**Work item**
In your copy, include no images, and write out every entry below exactly as it stands.
======== Data provided ========
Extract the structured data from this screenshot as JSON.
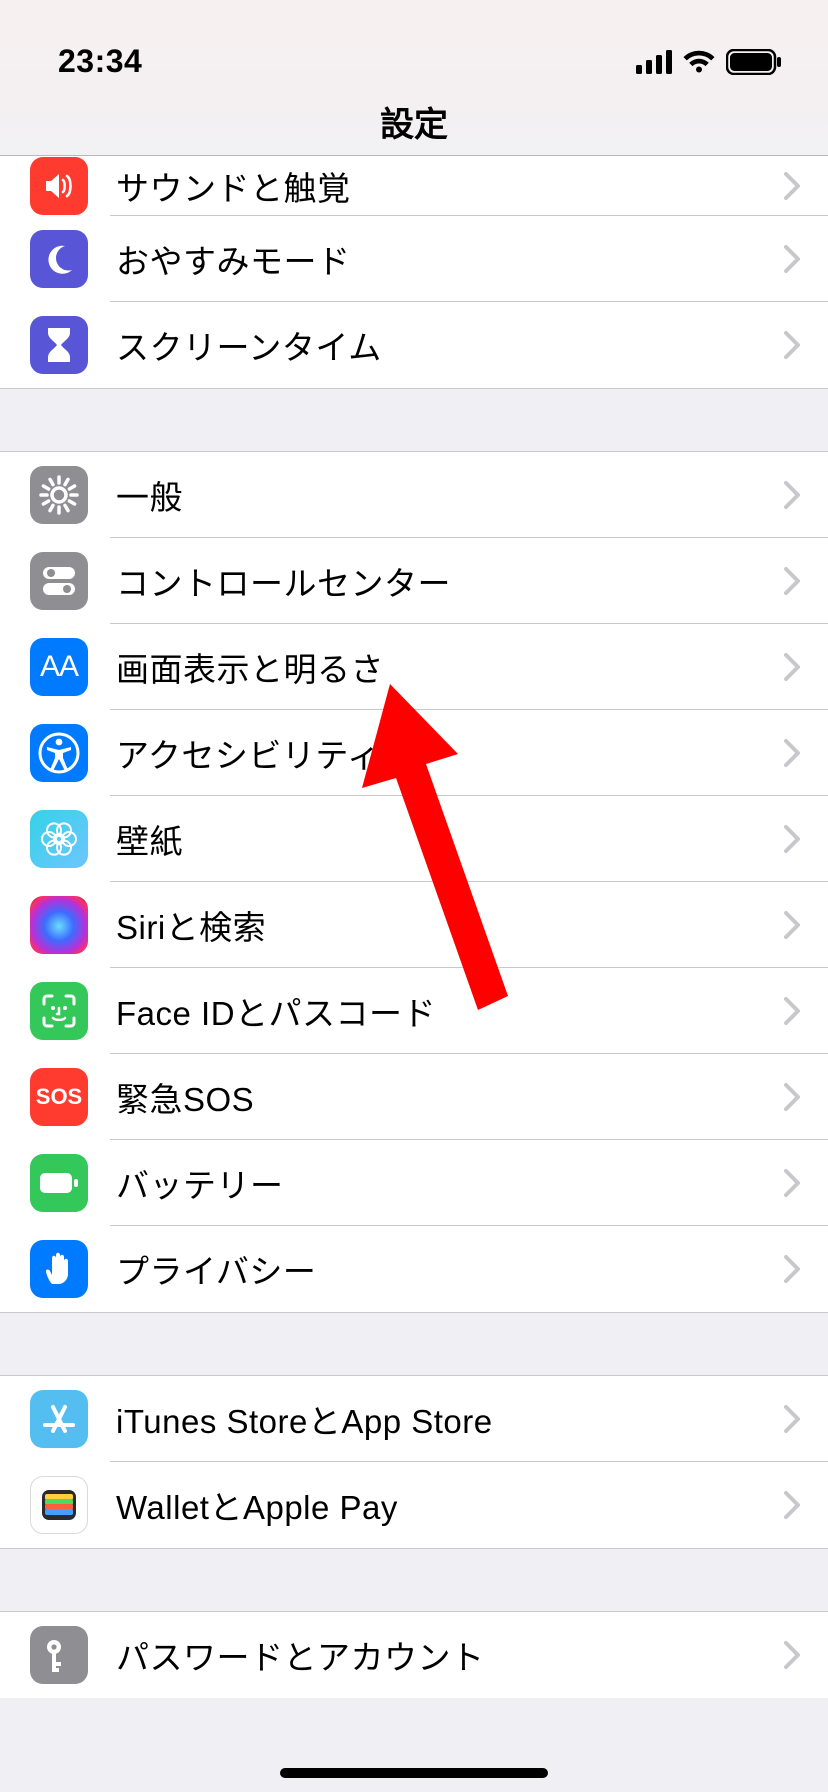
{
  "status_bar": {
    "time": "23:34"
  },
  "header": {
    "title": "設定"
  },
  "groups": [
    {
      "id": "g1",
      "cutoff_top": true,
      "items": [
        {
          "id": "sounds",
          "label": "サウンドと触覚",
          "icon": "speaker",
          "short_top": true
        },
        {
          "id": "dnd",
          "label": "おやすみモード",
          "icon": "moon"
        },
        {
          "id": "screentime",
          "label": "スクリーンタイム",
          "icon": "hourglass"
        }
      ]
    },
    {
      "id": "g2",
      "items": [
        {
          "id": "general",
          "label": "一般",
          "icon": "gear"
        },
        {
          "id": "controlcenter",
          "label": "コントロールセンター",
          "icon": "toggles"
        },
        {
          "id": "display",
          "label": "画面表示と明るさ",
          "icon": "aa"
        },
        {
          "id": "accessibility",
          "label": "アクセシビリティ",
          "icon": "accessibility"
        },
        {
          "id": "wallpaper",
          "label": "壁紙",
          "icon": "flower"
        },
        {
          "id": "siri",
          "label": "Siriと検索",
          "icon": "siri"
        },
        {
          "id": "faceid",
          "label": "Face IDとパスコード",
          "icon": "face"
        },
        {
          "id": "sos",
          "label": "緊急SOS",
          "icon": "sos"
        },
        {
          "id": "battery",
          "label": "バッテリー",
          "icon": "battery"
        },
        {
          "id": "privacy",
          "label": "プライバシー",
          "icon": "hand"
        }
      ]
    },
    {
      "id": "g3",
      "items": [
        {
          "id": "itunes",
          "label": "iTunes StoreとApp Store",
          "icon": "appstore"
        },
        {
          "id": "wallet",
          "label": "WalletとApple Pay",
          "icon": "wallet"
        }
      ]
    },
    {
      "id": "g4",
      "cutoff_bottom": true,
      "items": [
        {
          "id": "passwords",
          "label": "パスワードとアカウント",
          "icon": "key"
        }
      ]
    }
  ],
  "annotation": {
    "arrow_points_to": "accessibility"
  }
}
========
**Solution to this problem**
Extract the structured data from this screenshot as JSON.
{
  "status_bar": {
    "time": "23:34"
  },
  "header": {
    "title": "設定"
  },
  "groups": [
    {
      "id": "g1",
      "cutoff_top": true,
      "items": [
        {
          "id": "sounds",
          "label": "サウンドと触覚",
          "icon": "speaker",
          "short_top": true
        },
        {
          "id": "dnd",
          "label": "おやすみモード",
          "icon": "moon"
        },
        {
          "id": "screentime",
          "label": "スクリーンタイム",
          "icon": "hourglass"
        }
      ]
    },
    {
      "id": "g2",
      "items": [
        {
          "id": "general",
          "label": "一般",
          "icon": "gear"
        },
        {
          "id": "controlcenter",
          "label": "コントロールセンター",
          "icon": "toggles"
        },
        {
          "id": "display",
          "label": "画面表示と明るさ",
          "icon": "aa"
        },
        {
          "id": "accessibility",
          "label": "アクセシビリティ",
          "icon": "accessibility"
        },
        {
          "id": "wallpaper",
          "label": "壁紙",
          "icon": "flower"
        },
        {
          "id": "siri",
          "label": "Siriと検索",
          "icon": "siri"
        },
        {
          "id": "faceid",
          "label": "Face IDとパスコード",
          "icon": "face"
        },
        {
          "id": "sos",
          "label": "緊急SOS",
          "icon": "sos"
        },
        {
          "id": "battery",
          "label": "バッテリー",
          "icon": "battery"
        },
        {
          "id": "privacy",
          "label": "プライバシー",
          "icon": "hand"
        }
      ]
    },
    {
      "id": "g3",
      "items": [
        {
          "id": "itunes",
          "label": "iTunes StoreとApp Store",
          "icon": "appstore"
        },
        {
          "id": "wallet",
          "label": "WalletとApple Pay",
          "icon": "wallet"
        }
      ]
    },
    {
      "id": "g4",
      "cutoff_bottom": true,
      "items": [
        {
          "id": "passwords",
          "label": "パスワードとアカウント",
          "icon": "key"
        }
      ]
    }
  ],
  "annotation": {
    "arrow_points_to": "accessibility"
  }
}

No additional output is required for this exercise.